The strategy thing is that leaders must figure out the strategy. The strategy thing itself means making the best possible use of resources. But people must pose the choices, sell those choices to everyone involved and then execute.
For New Mexico’s state government we do have a strategy of sorts. Whether this strategy offers the best possible use of our resources is another question entirely. The strategy comes from a committee, the Legislative Finance Committee. Strategies from committees are by definition less than ideal. Even so, this is what we have.
In the “2013 Post-Session Review,” published in May, the LFC said, “The LFC’s FY14 budget guidelines proposed a balanced approach of maintaining general fund reserves above 10 percent while prioritizing services for education, early childhood investment, public health and safety, and protections for vulnerable citizens.”
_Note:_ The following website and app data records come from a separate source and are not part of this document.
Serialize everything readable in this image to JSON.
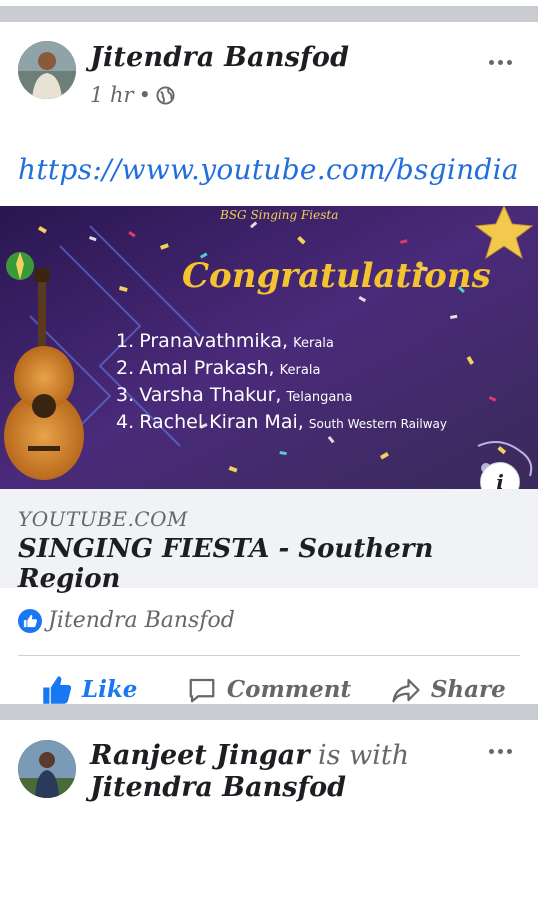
{
  "post": {
    "author": "Jitendra Bansfod",
    "time": "1 hr",
    "separator": "•",
    "link_text": "https://www.youtube.com/bsgindia",
    "preview": {
      "banner_caption": "BSG Singing Fiesta",
      "heading": "Congratulations",
      "winners": [
        {
          "rank": "1.",
          "name": "Pranavathmika,",
          "region": "Kerala"
        },
        {
          "rank": "2.",
          "name": "Amal Prakash,",
          "region": "Kerala"
        },
        {
          "rank": "3.",
          "name": "Varsha Thakur,",
          "region": "Telangana"
        },
        {
          "rank": "4.",
          "name": "Rachel Kiran Mai,",
          "region": "South Western Railway"
        }
      ],
      "info_label": "i"
    },
    "link_domain": "YOUTUBE.COM",
    "link_title": "SINGING FIESTA - Southern Region",
    "reactors": "Jitendra Bansfod",
    "actions": {
      "like": "Like",
      "comment": "Comment",
      "share": "Share"
    },
    "colors": {
      "accent": "#1877f2",
      "link": "#216fdb",
      "secondary": "#65676b"
    }
  },
  "next_post": {
    "author": "Ranjeet Jingar",
    "with_text": "is with",
    "tagged": "Jitendra Bansfod"
  }
}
Recommendations from Gov. Susana Martinez “were strikingly similar.”
The state’s strategy appears to be doing pretty much what we’ve been doing.
A more recent statement from the Governor’s Office fell well within the administration’s small ball approach. The statement ran July 2 in the blog of Steve Terrell, political writer at The New Mexican in Santa Fe. It responded to a report that Gov. Susana Martinez was next to last among governors in “job creation.”
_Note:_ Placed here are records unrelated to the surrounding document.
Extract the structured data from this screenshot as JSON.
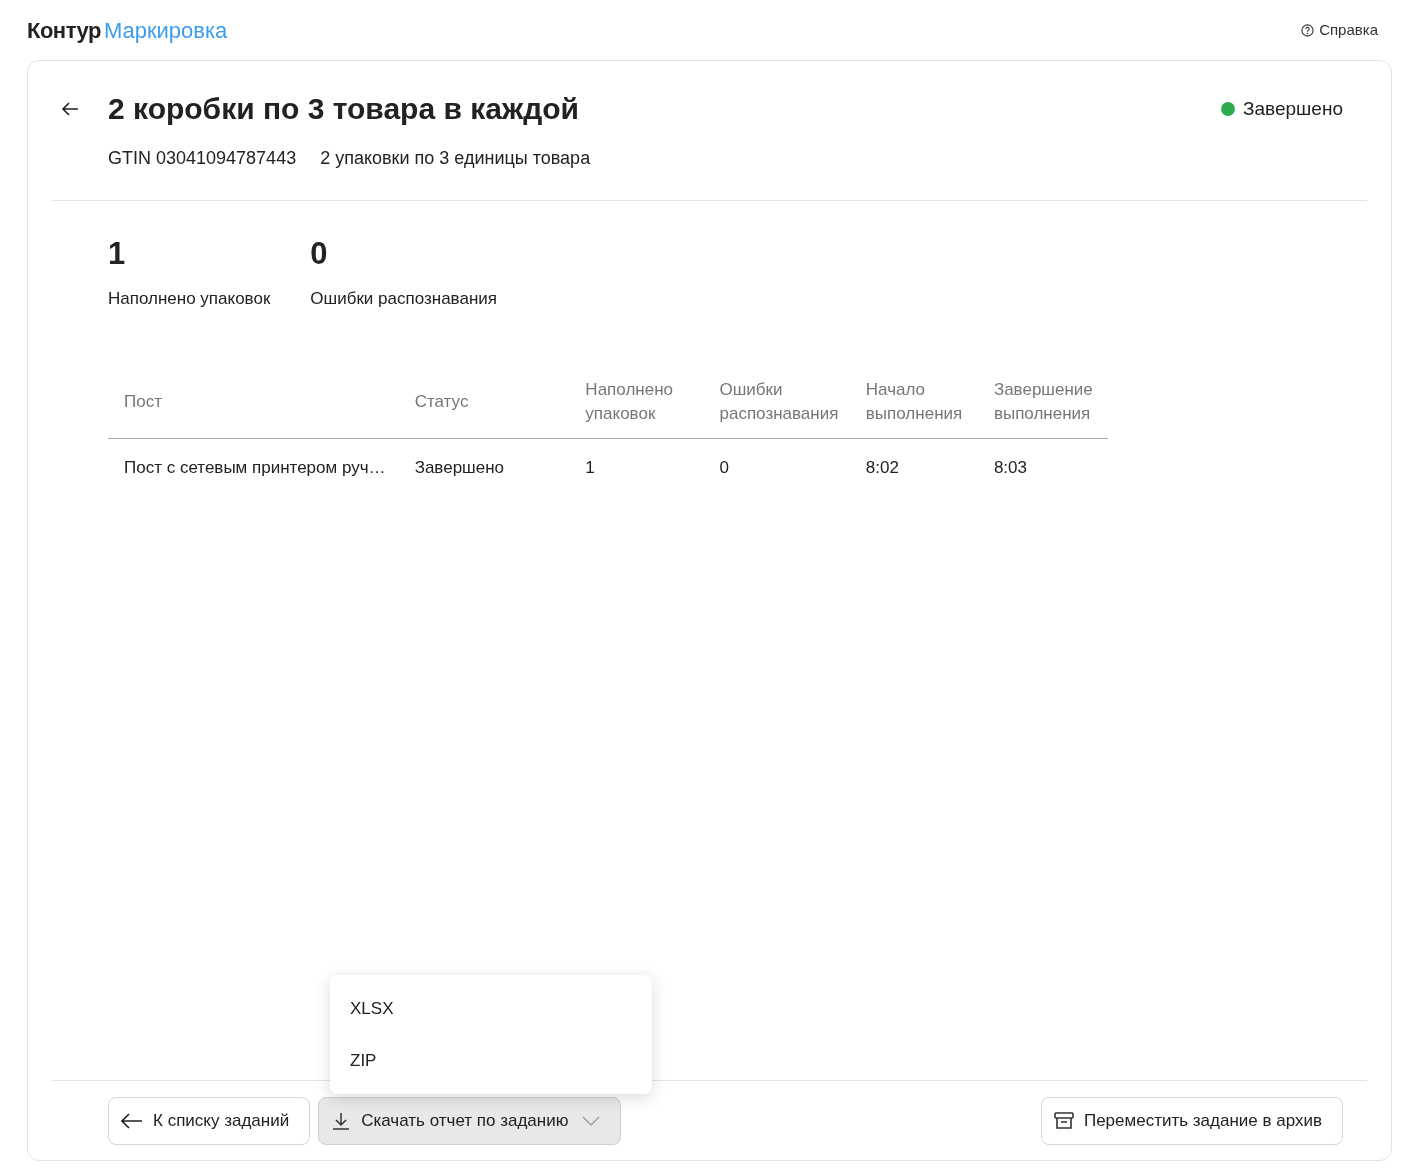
{
  "header": {
    "logo_brand": "Контур",
    "logo_product": "Маркировка",
    "help_link": "Справка"
  },
  "task": {
    "title": "2 коробки по 3 товара в каждой",
    "status": "Завершено",
    "gtin": "GTIN 03041094787443",
    "packaging": "2 упаковки по 3 единицы товара"
  },
  "stats": [
    {
      "value": "1",
      "label": "Наполнено упаковок"
    },
    {
      "value": "0",
      "label": "Ошибки распознавания"
    }
  ],
  "table": {
    "columns": [
      "Пост",
      "Статус",
      "Наполнено упаковок",
      "Ошибки распознавания",
      "Начало выполнения",
      "Завершение выполнения"
    ],
    "rows": [
      [
        "Пост с сетевым принтером руч…",
        "Завершено",
        "1",
        "0",
        "8:02",
        "8:03"
      ]
    ]
  },
  "footer": {
    "back_button": "К списку заданий",
    "download_button": {
      "label": "Скачать отчет по заданию",
      "expanded": true,
      "options": [
        "XLSX",
        "ZIP"
      ]
    },
    "archive_button": "Переместить задание в архив"
  }
}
The statement repeated the old wail of “far too dependent on federal spending.” The general speciousness of the notion, as stated, is a recurring theme in this column. The statement claimed other things, some irrelevant (the unemployment rate), some of slight immediate impact (tax changes), and only one with any broader impact (the Santa Teresa boom).
We have seen leadership.
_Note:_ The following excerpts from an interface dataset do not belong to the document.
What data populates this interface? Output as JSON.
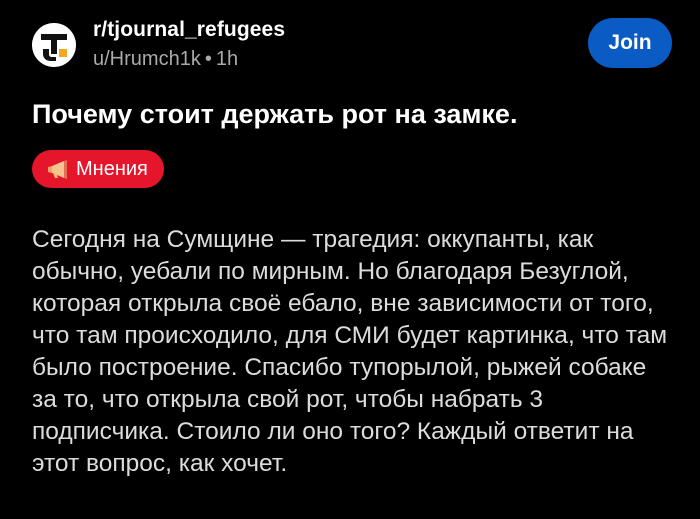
{
  "header": {
    "subreddit": "r/tjournal_refugees",
    "author": "u/Hrumch1k",
    "separator": "•",
    "time": "1h",
    "join_label": "Join"
  },
  "post": {
    "title": "Почему стоит держать рот на замке.",
    "flair": {
      "icon": "megaphone-icon",
      "label": "Мнения"
    },
    "body": "Сегодня на Сумщине — трагедия: оккупанты, как обычно, уебали по мирным. Но благодаря Безуглой, которая открыла своё ебало, вне зависимости от того, что там происходило, для СМИ будет картинка, что там было построение. Спасибо тупорылой, рыжей собаке за то, что открыла свой рот, чтобы набрать 3 подписчика. Стоило ли оно того? Каждый ответит на этот вопрос, как хочет."
  },
  "colors": {
    "background": "#000000",
    "join_button": "#0a5bc4",
    "flair": "#e5152b",
    "muted_text": "#a8aaab",
    "logo_orange": "#f5a623"
  }
}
In 1982 Albuquerque was in one of those exchanges about bridges over the Rio Grande. The enviros and the aesthetes tore their hair over “threats” to the pristine bosque, the cottonwood forest along the river. Everyone else said traffic was a mess and the West Side couldn’t grow. Therefore we need more bridges.
Also in 1982 William G. “Bing” Grady was president of the Greater Albuquerque Chamber of Commerce. Grady was also president of the state’s biggest bank, then Albuquerque National Bank. Grady, a West Side resident, said to his friend, chamber vice president Roy Bidwell, we’re going to do bridges.
Single mindedly, they did bridges. Enduring much grief along the way, Grady and Bidwell very publically put together the coalitions, got the attention of the Legislature and the governor, by then Toney Anaya, and got the money for what became the Paseo del Norte bridge.
Today, Albuquerque’s quiet mayor, Richard Berry, has found most of the money to rebuild the interchange of Paseo del Norte with Interstate 25. Gee, Berry may be a “leader.”
Leadership is around. T. Greg Merrion walks the line between giving big bucks to Republican candidates and pushing “nonpartisan voter education” via the New Mexico Prosperity Project (newmexicoprosperity.org). Some Democrats fail to see the difference, I gather. Harvey Yates spent much money and time on conservative candidates of either party and on the Republican Party. Diane Denish found the lieutenant governor position a vehicle for action.
Meanwhile, in the July New Mexico Business Outlook from New Mexico State University, Dr. Chris Erickson brought additional insight to our deep economic troubles.
Erickson compared national and state job numbers from 2002 through 2012.
“While total employment grew faster in New Mexico, output grew slower,” he said. “This means that New Mexico productivity” lags the nation, “a potential problem as productivity is among the most important things employers look for when determining where to locate or expand a business.”
My fantasy is someone smart, articulate, independent and with money. Scott Walker? Oops, he’s governor of Wisconsin. Bill Sanders? Oops, he’s from El Paso.